Firstly, you need to show that there was some sort of special relationship between you and the professional.  This can be quite simple.  If you asked them to do something for you in their professional capacity and they agreed to do so, they will owe you a duty of care to act reasonably and to a reasonable standard.  Funnily enough, an exchange of money (an invoice) is not always necessary to show that a “special relationship” or duty of care is owed.  You just need to show that the professional knew you would be relying on his advice.  Obviously, evidence of payment does help – but then as a solicitor, I probably would say payment helps if you can believe half the lawyer jokes doing the rounds on the internet!!

Secondly, you need to show that they breached their duty of care to you.  Not very easy because if you employed them, you probably don’t have that expertise yourself.  But that is not the test.  The test to see whether a professional has been negligent is whether the professional was acting in a manner that is acceptable to a similarly qualified and experienced professional.  

And finally, to bring a claim, you have to show that the breach has caused you to suffer a financial loss.  Don’t think that simply because you are out of pocket, it ticks the box for this third requirement.  There must be a direct and foreseeable link between the breach and the loss.  For example, if your surveyor missed the existence of damp in a property, you may have lost the opportunity of getting a reduction in the house value.  But if you crash your car when you hear how much it is going to repair, you can probably see that the cost of the car repair is a little too remote to claim.

Although complicated, to be honest, it is relatively easy to find out if there is a claim.  Quite simply, call Slee Blackwell.  My team and I are more than happy to have a chat with you and give you a free risk assessment of any claim you may think you have.  

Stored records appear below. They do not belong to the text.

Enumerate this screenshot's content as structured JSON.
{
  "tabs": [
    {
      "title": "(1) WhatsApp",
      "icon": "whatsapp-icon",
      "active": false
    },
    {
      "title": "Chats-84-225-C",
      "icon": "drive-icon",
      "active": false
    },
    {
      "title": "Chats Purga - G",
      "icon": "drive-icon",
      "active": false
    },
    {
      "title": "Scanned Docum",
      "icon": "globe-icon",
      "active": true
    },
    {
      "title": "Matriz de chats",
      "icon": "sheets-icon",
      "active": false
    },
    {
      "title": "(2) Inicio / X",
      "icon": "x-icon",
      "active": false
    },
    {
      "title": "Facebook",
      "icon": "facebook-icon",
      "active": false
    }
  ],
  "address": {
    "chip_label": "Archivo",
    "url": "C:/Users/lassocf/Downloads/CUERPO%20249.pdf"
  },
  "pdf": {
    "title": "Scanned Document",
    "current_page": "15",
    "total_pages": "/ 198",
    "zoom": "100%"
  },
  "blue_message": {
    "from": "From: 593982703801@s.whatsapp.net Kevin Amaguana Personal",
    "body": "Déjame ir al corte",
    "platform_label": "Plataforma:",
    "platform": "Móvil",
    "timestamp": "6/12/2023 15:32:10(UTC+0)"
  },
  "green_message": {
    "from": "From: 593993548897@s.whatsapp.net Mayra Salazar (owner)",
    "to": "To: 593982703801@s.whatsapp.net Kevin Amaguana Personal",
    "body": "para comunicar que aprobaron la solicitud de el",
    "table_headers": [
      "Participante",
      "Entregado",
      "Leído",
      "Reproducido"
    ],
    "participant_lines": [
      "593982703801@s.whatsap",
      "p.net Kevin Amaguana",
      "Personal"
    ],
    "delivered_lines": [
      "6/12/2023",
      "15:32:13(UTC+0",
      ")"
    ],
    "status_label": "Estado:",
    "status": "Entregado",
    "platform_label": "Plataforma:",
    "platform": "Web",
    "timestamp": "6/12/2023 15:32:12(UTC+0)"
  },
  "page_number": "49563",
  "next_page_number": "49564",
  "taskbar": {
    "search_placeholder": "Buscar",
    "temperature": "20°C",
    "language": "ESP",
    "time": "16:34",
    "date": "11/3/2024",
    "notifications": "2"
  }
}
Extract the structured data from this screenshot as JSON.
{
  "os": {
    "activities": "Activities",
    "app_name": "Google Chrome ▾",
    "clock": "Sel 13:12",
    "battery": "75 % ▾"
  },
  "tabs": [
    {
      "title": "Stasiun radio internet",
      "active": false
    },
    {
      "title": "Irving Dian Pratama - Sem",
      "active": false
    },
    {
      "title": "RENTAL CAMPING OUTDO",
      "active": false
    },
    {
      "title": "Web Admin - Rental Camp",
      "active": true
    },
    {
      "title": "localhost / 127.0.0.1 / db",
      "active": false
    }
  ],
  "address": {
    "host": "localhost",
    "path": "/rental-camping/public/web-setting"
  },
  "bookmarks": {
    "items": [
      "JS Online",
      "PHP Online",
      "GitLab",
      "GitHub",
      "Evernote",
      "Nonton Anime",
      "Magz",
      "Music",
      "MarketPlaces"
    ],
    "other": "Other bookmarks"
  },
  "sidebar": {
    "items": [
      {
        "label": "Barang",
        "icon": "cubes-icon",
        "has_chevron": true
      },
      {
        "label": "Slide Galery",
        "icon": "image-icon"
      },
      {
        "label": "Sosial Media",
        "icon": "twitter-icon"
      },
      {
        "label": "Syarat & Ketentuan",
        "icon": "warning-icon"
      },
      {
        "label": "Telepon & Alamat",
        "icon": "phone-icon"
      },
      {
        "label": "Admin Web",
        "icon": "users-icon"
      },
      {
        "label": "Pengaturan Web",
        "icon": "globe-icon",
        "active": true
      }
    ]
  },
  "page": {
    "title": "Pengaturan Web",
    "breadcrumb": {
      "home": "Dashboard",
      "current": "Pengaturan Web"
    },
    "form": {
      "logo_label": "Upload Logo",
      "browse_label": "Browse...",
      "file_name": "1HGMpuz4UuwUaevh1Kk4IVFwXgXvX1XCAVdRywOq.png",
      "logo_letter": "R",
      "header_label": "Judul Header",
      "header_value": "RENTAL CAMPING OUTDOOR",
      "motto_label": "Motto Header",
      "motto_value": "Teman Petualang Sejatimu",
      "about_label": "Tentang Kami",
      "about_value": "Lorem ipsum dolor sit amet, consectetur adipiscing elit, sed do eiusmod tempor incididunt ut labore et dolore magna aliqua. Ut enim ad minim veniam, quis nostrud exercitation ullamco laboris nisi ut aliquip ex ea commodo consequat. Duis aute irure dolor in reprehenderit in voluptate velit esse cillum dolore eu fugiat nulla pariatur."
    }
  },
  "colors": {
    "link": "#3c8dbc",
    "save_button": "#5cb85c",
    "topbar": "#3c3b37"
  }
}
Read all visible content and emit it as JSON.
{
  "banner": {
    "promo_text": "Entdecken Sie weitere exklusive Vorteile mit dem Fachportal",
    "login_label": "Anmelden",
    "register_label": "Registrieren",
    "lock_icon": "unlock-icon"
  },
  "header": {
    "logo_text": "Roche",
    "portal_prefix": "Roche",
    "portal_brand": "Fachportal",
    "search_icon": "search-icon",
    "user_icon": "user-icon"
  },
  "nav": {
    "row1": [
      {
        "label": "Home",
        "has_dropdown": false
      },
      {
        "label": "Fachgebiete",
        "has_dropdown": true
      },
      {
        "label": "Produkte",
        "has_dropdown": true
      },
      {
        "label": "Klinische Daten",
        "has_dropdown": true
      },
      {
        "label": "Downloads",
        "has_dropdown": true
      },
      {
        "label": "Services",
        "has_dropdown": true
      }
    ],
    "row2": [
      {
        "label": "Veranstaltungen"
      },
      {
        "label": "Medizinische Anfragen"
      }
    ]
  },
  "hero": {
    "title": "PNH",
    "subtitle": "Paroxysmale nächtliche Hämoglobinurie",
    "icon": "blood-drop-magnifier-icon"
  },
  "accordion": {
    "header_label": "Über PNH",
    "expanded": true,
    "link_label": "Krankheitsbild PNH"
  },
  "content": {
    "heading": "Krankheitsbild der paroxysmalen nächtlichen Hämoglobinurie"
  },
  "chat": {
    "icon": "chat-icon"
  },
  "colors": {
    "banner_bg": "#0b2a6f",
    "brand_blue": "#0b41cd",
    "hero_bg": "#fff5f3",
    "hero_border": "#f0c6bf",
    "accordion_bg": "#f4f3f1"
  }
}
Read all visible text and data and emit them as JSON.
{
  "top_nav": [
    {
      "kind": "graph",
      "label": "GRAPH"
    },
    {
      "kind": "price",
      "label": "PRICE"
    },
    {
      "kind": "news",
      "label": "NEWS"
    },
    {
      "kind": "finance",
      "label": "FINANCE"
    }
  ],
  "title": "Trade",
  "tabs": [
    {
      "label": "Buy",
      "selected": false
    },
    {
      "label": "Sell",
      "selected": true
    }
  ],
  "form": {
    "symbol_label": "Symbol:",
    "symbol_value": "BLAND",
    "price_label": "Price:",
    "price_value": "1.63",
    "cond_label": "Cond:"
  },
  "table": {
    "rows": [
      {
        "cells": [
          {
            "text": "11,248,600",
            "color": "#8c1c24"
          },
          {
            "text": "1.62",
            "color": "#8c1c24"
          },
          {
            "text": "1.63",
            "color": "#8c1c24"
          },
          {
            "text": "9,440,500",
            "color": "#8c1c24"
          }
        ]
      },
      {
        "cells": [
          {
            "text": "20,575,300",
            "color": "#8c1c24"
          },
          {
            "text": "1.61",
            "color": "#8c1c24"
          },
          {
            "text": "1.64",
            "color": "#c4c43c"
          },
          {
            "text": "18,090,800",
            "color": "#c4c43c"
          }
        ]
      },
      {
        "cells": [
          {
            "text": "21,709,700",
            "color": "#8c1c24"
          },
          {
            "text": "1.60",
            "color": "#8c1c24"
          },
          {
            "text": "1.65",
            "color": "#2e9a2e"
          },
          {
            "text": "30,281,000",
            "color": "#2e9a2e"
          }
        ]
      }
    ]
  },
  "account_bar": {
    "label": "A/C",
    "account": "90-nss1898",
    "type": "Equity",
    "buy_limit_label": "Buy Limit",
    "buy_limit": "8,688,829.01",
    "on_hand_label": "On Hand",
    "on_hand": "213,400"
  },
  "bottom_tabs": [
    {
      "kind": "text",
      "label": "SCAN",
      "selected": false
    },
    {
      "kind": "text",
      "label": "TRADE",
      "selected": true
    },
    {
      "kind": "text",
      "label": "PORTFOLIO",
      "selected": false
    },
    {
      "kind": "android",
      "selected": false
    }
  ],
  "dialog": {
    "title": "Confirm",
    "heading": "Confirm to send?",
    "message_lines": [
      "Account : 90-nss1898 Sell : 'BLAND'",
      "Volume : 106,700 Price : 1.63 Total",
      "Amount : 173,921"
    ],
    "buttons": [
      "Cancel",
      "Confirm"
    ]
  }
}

• Details 01271 372128 or sleeblackwell.co.uk/legal-services/professional-negligence.